It was at Silsbee’s that I learned how dirty restaurants and restaurant food can get. I remember one hot afternoon after the lunch rush I was in the back part of the kitchen, mixing several gallons of coleslaw in a huge tub with my bare hands. The back door was open to allow a food delivery man access into the store room. Humid air blew in with big powerful gusts.
My polyester and plastic cap was making my head sweat, and the sweat was running down from my forehead and sideburns down my cheeks and into the tub. A fly kept buzzing around my nose and I finally swatted at him with a slaw-covered hand. He did a nose dive into the tub. I looked up, smirked at an imaginary camera on the fourth wall, and dropped a handful of slaw onto the fly, burying him in the mixture.
If people knew the sort of things that happen to food in restaurant kitchens, they’d never eat out again. If restaurant managers knew what things vindictive teenagers did to food in their kitchens, maybe they’d treat them better or at least give them more than minimum wage.

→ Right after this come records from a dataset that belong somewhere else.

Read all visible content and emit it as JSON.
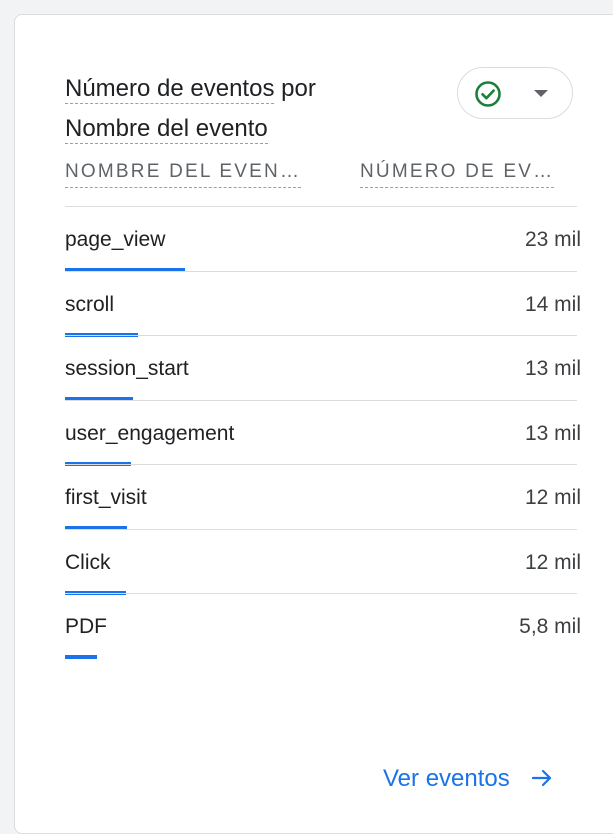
{
  "card": {
    "title_part1": "Número de eventos",
    "title_part2": "por",
    "title_part3": "Nombre del evento",
    "status_icon": "check-circle-icon",
    "columns": {
      "name": "NOMBRE DEL EVEN…",
      "count": "NÚMERO DE EV…"
    },
    "rows": [
      {
        "name": "page_view",
        "value": "23 mil",
        "share": 1.0
      },
      {
        "name": "scroll",
        "value": "14 mil",
        "share": 0.61
      },
      {
        "name": "session_start",
        "value": "13 mil",
        "share": 0.57
      },
      {
        "name": "user_engagement",
        "value": "13 mil",
        "share": 0.55
      },
      {
        "name": "first_visit",
        "value": "12 mil",
        "share": 0.52
      },
      {
        "name": "Click",
        "value": "12 mil",
        "share": 0.51
      },
      {
        "name": "PDF",
        "value": "5,8 mil",
        "share": 0.27
      }
    ],
    "link_label": "Ver eventos",
    "colors": {
      "accent": "#1a73e8",
      "success": "#188038"
    }
  }
}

My schoolmate Frank S___ worked in the kitchen of the Pizza Shack a mile up the road from Silsbee’s. One night he came to work with his finger wrapped in a dirty bandage. A few hours later his manager was offering effusive apologies and handfuls of coupons to the family that found the bandage baked in with the pepperoni and Canadian bacon of their pizza. Was it an accident? Who’s to say?
My college friend Jon C___ was able to top that story, though. He and his friend Artie were cooks in a Houston restaurant. Sheila, the head waitress, was an angry, demanding, ball-busting bitch. One day she was being particularly difficult, and barked to the guys,

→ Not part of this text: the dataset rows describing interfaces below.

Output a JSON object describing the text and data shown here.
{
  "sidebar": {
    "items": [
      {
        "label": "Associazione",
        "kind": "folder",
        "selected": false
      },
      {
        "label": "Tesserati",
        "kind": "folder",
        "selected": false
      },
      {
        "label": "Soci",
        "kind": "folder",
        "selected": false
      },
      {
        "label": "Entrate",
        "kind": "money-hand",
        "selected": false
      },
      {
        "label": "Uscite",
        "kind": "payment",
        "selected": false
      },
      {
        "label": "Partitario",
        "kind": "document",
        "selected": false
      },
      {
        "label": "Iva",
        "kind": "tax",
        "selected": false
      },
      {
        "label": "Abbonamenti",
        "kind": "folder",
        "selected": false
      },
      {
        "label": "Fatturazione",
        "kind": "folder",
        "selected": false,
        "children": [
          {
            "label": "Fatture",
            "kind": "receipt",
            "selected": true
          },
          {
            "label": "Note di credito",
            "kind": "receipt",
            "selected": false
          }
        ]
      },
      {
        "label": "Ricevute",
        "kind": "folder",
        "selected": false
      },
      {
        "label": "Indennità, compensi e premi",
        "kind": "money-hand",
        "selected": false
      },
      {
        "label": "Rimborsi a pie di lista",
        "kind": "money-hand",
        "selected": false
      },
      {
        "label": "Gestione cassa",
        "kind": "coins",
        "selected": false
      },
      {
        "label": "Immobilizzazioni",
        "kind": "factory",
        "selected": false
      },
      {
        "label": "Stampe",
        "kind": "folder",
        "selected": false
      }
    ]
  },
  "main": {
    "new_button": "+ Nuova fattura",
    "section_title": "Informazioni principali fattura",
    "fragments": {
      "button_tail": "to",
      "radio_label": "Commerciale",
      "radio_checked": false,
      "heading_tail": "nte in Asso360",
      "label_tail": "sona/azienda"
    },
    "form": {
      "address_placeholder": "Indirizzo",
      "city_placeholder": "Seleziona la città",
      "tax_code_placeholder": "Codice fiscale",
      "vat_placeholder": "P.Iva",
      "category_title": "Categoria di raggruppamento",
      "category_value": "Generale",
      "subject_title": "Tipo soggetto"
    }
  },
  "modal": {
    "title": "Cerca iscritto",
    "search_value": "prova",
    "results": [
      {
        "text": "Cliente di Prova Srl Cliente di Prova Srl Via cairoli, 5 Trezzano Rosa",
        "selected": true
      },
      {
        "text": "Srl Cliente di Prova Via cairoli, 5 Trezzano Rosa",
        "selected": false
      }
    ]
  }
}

–HEY! I’M GOING ON MY BREAK SOON, AND I WANT A BURGER, FRIES, AND A COKE, AND YOU BETTER MAKE IT SNAPPY! I DON’T HAVE TIME TO WAIT!
Artie went back behind the wall that separated the stove from the rest of the kitchen. He scooped out a half–pound of hamburger meat and squeezed it together in one hand. Then he dropped his pants and his underwear. He wiped the hamburger meat around his asshole, making very sure to get all the shit crumbs, the tiny, day-old fragments of rolled-up toilet paper, and the flecks of undigested peanut, then pulled his pants back up, flattened the specially-seasoned hamburger meat into a patty, placed it on the griddle, pressed it down once with a spatula, flipped it, cooked the other side, plated it up on toasty brown buns with the fries Jon had just cooked, some caramelized onions, fresh lettuce, three bright red juicy beefsteak tomatoes, and a big, whiter than white dollop of mayonnaise.
Artie placed this, with a frosty glass of Coke, on a red plastic tray, went around to the serving counter, and caught the eye of Sheila, who was scurrying around the dining room. Sheila went back to the kitchen, took off her apron, and carried her tray to the table in the back corner of the kitchen where employees ate their meals. As Artie and Jon watched from a distance, Sheila took a big bite of the burger, chewed a few times, licked her lips, then bared her teeth, revealing a kinky hair sticking out from between her two incisors.
At Silsbee’s we sold half-lengths of corn on the cob. These were displayed on a sort of shallow metal drum. There was an axle in the middle of the drum, with metal blades, like those of a fan, branching out from it. The blades spun around slowly in a circle. The top of the drum was covered in liquid butter, and the half-lengths of corn rolled around between the blades, soaking up the butter. They were kept warm by a heat lamp. On at least one occasion I happened by the wheel and saw several dead flies floating on their backs in the butter. I decided to leave them where they were.